#### [Data for this task]
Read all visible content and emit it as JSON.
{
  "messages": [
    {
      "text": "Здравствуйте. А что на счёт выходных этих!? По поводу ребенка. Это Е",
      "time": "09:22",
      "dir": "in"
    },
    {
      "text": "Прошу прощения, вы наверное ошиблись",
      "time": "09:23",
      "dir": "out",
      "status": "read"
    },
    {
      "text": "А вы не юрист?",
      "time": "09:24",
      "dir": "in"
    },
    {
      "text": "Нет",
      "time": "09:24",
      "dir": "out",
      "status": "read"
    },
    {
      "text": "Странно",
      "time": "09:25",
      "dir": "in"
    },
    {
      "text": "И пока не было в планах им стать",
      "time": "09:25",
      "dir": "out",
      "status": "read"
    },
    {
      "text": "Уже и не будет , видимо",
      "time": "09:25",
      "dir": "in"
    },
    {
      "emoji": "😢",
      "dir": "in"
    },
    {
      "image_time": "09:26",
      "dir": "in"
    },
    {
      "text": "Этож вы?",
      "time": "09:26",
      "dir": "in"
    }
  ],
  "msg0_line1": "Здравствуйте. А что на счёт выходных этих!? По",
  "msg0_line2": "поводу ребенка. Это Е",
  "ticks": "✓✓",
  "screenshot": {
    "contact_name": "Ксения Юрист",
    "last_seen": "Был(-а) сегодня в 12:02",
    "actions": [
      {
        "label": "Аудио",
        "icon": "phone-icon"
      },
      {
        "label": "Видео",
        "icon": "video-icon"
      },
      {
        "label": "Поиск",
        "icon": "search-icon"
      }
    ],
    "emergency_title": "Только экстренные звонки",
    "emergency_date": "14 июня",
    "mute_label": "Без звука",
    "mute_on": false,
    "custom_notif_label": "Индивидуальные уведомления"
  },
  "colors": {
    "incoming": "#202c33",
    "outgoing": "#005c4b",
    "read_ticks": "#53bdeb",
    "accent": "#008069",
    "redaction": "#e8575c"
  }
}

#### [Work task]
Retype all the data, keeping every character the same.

#### [Your solution]
Read all visible content and emit it as JSON.
{
  "messages": [
    {
      "text": "Здравствуйте. А что на счёт выходных этих!? По поводу ребенка. Это Е",
      "time": "09:22",
      "dir": "in"
    },
    {
      "text": "Прошу прощения, вы наверное ошиблись",
      "time": "09:23",
      "dir": "out",
      "status": "read"
    },
    {
      "text": "А вы не юрист?",
      "time": "09:24",
      "dir": "in"
    },
    {
      "text": "Нет",
      "time": "09:24",
      "dir": "out",
      "status": "read"
    },
    {
      "text": "Странно",
      "time": "09:25",
      "dir": "in"
    },
    {
      "text": "И пока не было в планах им стать",
      "time": "09:25",
      "dir": "out",
      "status": "read"
    },
    {
      "text": "Уже и не будет , видимо",
      "time": "09:25",
      "dir": "in"
    },
    {
      "emoji": "😢",
      "dir": "in"
    },
    {
      "image_time": "09:26",
      "dir": "in"
    },
    {
      "text": "Этож вы?",
      "time": "09:26",
      "dir": "in"
    }
  ],
  "msg0_line1": "Здравствуйте. А что на счёт выходных этих!? По",
  "msg0_line2": "поводу ребенка. Это Е",
  "ticks": "✓✓",
  "screenshot": {
    "contact_name": "Ксения Юрист",
    "last_seen": "Был(-а) сегодня в 12:02",
    "actions": [
      {
        "label": "Аудио",
        "icon": "phone-icon"
      },
      {
        "label": "Видео",
        "icon": "video-icon"
      },
      {
        "label": "Поиск",
        "icon": "search-icon"
      }
    ],
    "emergency_title": "Только экстренные звонки",
    "emergency_date": "14 июня",
    "mute_label": "Без звука",
    "mute_on": false,
    "custom_notif_label": "Индивидуальные уведомления"
  },
  "colors": {
    "incoming": "#202c33",
    "outgoing": "#005c4b",
    "read_ticks": "#53bdeb",
    "accent": "#008069",
    "redaction": "#e8575c"
  }
}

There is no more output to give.